[Raw data — start]
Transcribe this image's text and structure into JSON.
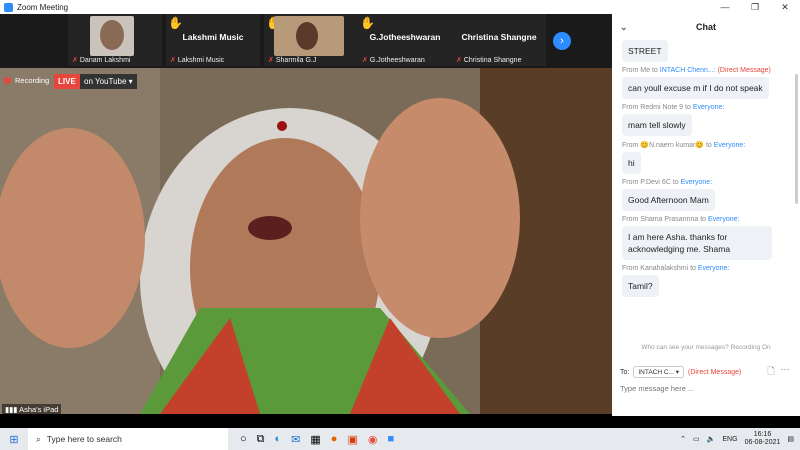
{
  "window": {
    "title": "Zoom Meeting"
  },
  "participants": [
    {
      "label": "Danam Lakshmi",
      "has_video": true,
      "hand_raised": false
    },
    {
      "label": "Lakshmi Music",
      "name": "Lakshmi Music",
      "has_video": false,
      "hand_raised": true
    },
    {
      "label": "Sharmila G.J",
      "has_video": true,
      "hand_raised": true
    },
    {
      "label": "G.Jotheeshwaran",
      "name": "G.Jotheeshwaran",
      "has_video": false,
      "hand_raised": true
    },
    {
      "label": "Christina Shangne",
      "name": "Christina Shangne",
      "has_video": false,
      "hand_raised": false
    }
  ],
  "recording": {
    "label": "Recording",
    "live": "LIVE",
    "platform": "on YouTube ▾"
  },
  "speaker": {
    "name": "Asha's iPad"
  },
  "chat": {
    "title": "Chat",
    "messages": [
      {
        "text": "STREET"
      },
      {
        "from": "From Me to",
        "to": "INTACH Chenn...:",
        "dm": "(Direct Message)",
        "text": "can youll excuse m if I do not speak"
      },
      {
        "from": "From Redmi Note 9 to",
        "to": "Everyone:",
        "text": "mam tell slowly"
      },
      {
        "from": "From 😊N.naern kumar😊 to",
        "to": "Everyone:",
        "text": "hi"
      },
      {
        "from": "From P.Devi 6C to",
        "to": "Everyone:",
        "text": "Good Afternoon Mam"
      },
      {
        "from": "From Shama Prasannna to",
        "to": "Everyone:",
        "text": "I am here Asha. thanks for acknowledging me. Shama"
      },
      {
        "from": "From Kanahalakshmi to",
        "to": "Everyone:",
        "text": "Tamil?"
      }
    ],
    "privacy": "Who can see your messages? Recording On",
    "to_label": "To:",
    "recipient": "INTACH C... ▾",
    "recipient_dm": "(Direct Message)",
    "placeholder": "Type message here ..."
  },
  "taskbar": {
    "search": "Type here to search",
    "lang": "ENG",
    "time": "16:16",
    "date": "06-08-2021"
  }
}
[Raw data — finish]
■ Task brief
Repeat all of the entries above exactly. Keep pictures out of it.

■ Task output
Transcribe this image's text and structure into JSON.
{
  "window": {
    "title": "Zoom Meeting"
  },
  "participants": [
    {
      "label": "Danam Lakshmi",
      "has_video": true,
      "hand_raised": false
    },
    {
      "label": "Lakshmi Music",
      "name": "Lakshmi Music",
      "has_video": false,
      "hand_raised": true
    },
    {
      "label": "Sharmila G.J",
      "has_video": true,
      "hand_raised": true
    },
    {
      "label": "G.Jotheeshwaran",
      "name": "G.Jotheeshwaran",
      "has_video": false,
      "hand_raised": true
    },
    {
      "label": "Christina Shangne",
      "name": "Christina Shangne",
      "has_video": false,
      "hand_raised": false
    }
  ],
  "recording": {
    "label": "Recording",
    "live": "LIVE",
    "platform": "on YouTube ▾"
  },
  "speaker": {
    "name": "Asha's iPad"
  },
  "chat": {
    "title": "Chat",
    "messages": [
      {
        "text": "STREET"
      },
      {
        "from": "From Me to",
        "to": "INTACH Chenn...:",
        "dm": "(Direct Message)",
        "text": "can youll excuse m if I do not speak"
      },
      {
        "from": "From Redmi Note 9 to",
        "to": "Everyone:",
        "text": "mam tell slowly"
      },
      {
        "from": "From 😊N.naern kumar😊 to",
        "to": "Everyone:",
        "text": "hi"
      },
      {
        "from": "From P.Devi 6C to",
        "to": "Everyone:",
        "text": "Good Afternoon Mam"
      },
      {
        "from": "From Shama Prasannna to",
        "to": "Everyone:",
        "text": "I am here Asha. thanks for acknowledging me. Shama"
      },
      {
        "from": "From Kanahalakshmi to",
        "to": "Everyone:",
        "text": "Tamil?"
      }
    ],
    "privacy": "Who can see your messages? Recording On",
    "to_label": "To:",
    "recipient": "INTACH C... ▾",
    "recipient_dm": "(Direct Message)",
    "placeholder": "Type message here ..."
  },
  "taskbar": {
    "search": "Type here to search",
    "lang": "ENG",
    "time": "16:16",
    "date": "06-08-2021"
  }
}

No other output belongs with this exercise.